This page contains archived content and is no longer being updated. At the time of publication, it represented the best available science. However, more recent observations and studies may have rendered some content obsolete.
The annual monsoon was just coming to a close when the Moderate Resolution Imaging Spectroradiometer (MODIS) flying on NASA’s Terra satellite captured this view of swollen rivers in northeastern Thailand on October 21, 2007. The monsoon typically runs from about May through November, followed by a cooler, dry season. By October, the rivers of northern Thailand are often swollen with monsoon rains, and 2007 was no exception. The floods of 2007 were not as severe as the extreme flooding seen in 2006 in most regions, said the Dartmouth Flood Observatory, but they were damaging nonetheless. This image shows flooding along the Mun and Chi Rivers. Flash floods in the mountains around the Chi River caused enough damage that the region was declared a flood disaster zone, said the Dartmouth Flood Observatory.
The image and the accompanying image from September 8 were made with a mixture of infrared and visible light to increase the contrast between water and earth. In these images, water is dark blue or black. Plant-covered land is green, and bare earth is tan. Clouds are pale blue and white. A comparison between the two images reveals that the parabola-shaped Chi River was swollen along most of its length on October 21. A web of blue and green surrounds the main channel of the Mun River in the top image, and the river’s tributaries were also running high. The large image, which includes a broader area, also shows flooding on the Pa Sak, Nan, Yom, and Chao Phraya Rivers to the west of the Mun and Chi Rivers.

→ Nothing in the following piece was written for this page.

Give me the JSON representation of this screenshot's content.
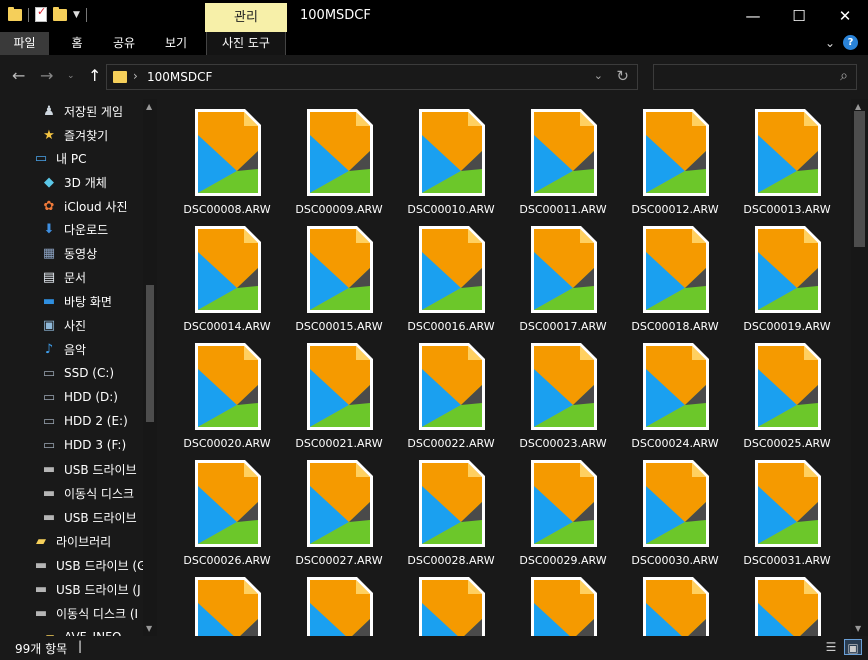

Daily images of Southeast Asia are available from the MODIS Rapid Response System.